The full set of records must be printed exactly as given.

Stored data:
=== Begin Enclosure ===
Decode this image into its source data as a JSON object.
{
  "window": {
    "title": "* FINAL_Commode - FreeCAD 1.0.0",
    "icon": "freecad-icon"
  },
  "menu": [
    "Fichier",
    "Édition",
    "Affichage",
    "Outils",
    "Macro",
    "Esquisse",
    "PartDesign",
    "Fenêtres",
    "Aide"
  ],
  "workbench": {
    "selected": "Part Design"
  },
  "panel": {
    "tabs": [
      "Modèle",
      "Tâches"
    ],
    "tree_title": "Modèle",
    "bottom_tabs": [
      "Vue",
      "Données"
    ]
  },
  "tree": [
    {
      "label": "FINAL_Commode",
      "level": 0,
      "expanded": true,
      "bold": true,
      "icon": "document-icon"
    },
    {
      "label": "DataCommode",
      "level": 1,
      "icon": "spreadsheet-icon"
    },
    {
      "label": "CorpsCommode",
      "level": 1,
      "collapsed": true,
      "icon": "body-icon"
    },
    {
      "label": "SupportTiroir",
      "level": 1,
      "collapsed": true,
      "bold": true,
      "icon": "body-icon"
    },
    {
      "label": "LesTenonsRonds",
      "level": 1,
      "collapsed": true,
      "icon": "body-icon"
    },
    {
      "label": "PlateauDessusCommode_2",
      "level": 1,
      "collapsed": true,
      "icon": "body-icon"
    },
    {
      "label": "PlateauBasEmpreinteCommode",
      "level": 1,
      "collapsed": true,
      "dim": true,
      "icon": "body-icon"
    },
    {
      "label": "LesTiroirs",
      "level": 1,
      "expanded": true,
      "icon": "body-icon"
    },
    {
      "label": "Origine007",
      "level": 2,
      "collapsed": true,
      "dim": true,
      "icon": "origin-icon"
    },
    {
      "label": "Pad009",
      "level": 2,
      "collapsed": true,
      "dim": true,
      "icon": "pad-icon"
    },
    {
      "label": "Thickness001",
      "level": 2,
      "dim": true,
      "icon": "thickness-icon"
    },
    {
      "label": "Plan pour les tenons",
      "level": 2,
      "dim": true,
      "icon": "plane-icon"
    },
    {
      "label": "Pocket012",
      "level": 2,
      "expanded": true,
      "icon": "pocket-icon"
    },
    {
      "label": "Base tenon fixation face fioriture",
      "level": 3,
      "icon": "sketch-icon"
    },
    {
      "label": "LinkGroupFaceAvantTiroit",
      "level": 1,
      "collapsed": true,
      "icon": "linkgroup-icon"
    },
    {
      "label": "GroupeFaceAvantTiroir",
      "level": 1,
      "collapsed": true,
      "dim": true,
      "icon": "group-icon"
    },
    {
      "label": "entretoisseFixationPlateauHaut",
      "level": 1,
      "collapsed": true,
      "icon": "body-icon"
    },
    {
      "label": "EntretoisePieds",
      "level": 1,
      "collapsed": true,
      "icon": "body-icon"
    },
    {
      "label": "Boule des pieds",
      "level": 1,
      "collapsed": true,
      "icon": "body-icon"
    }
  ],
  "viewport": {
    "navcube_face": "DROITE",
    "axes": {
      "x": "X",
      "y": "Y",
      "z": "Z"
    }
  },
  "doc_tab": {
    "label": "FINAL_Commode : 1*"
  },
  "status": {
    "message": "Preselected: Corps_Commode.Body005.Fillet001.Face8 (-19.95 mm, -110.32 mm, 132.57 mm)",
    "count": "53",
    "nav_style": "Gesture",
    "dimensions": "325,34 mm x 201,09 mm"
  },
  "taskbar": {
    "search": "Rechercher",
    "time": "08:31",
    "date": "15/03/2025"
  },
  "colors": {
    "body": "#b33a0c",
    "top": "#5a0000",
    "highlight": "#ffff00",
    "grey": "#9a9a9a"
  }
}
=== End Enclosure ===
Written response:
Decode this image into its source data as a JSON object.
{
  "window": {
    "title": "* FINAL_Commode - FreeCAD 1.0.0",
    "icon": "freecad-icon"
  },
  "menu": [
    "Fichier",
    "Édition",
    "Affichage",
    "Outils",
    "Macro",
    "Esquisse",
    "PartDesign",
    "Fenêtres",
    "Aide"
  ],
  "workbench": {
    "selected": "Part Design"
  },
  "panel": {
    "tabs": [
      "Modèle",
      "Tâches"
    ],
    "tree_title": "Modèle",
    "bottom_tabs": [
      "Vue",
      "Données"
    ]
  },
  "tree": [
    {
      "label": "FINAL_Commode",
      "level": 0,
      "expanded": true,
      "bold": true,
      "icon": "document-icon"
    },
    {
      "label": "DataCommode",
      "level": 1,
      "icon": "spreadsheet-icon"
    },
    {
      "label": "CorpsCommode",
      "level": 1,
      "collapsed": true,
      "icon": "body-icon"
    },
    {
      "label": "SupportTiroir",
      "level": 1,
      "collapsed": true,
      "bold": true,
      "icon": "body-icon"
    },
    {
      "label": "LesTenonsRonds",
      "level": 1,
      "collapsed": true,
      "icon": "body-icon"
    },
    {
      "label": "PlateauDessusCommode_2",
      "level": 1,
      "collapsed": true,
      "icon": "body-icon"
    },
    {
      "label": "PlateauBasEmpreinteCommode",
      "level": 1,
      "collapsed": true,
      "dim": true,
      "icon": "body-icon"
    },
    {
      "label": "LesTiroirs",
      "level": 1,
      "expanded": true,
      "icon": "body-icon"
    },
    {
      "label": "Origine007",
      "level": 2,
      "collapsed": true,
      "dim": true,
      "icon": "origin-icon"
    },
    {
      "label": "Pad009",
      "level": 2,
      "collapsed": true,
      "dim": true,
      "icon": "pad-icon"
    },
    {
      "label": "Thickness001",
      "level": 2,
      "dim": true,
      "icon": "thickness-icon"
    },
    {
      "label": "Plan pour les tenons",
      "level": 2,
      "dim": true,
      "icon": "plane-icon"
    },
    {
      "label": "Pocket012",
      "level": 2,
      "expanded": true,
      "icon": "pocket-icon"
    },
    {
      "label": "Base tenon fixation face fioriture",
      "level": 3,
      "icon": "sketch-icon"
    },
    {
      "label": "LinkGroupFaceAvantTiroit",
      "level": 1,
      "collapsed": true,
      "icon": "linkgroup-icon"
    },
    {
      "label": "GroupeFaceAvantTiroir",
      "level": 1,
      "collapsed": true,
      "dim": true,
      "icon": "group-icon"
    },
    {
      "label": "entretoisseFixationPlateauHaut",
      "level": 1,
      "collapsed": true,
      "icon": "body-icon"
    },
    {
      "label": "EntretoisePieds",
      "level": 1,
      "collapsed": true,
      "icon": "body-icon"
    },
    {
      "label": "Boule des pieds",
      "level": 1,
      "collapsed": true,
      "icon": "body-icon"
    }
  ],
  "viewport": {
    "navcube_face": "DROITE",
    "axes": {
      "x": "X",
      "y": "Y",
      "z": "Z"
    }
  },
  "doc_tab": {
    "label": "FINAL_Commode : 1*"
  },
  "status": {
    "message": "Preselected: Corps_Commode.Body005.Fillet001.Face8 (-19.95 mm, -110.32 mm, 132.57 mm)",
    "count": "53",
    "nav_style": "Gesture",
    "dimensions": "325,34 mm x 201,09 mm"
  },
  "taskbar": {
    "search": "Rechercher",
    "time": "08:31",
    "date": "15/03/2025"
  },
  "colors": {
    "body": "#b33a0c",
    "top": "#5a0000",
    "highlight": "#ffff00",
    "grey": "#9a9a9a"
  }
}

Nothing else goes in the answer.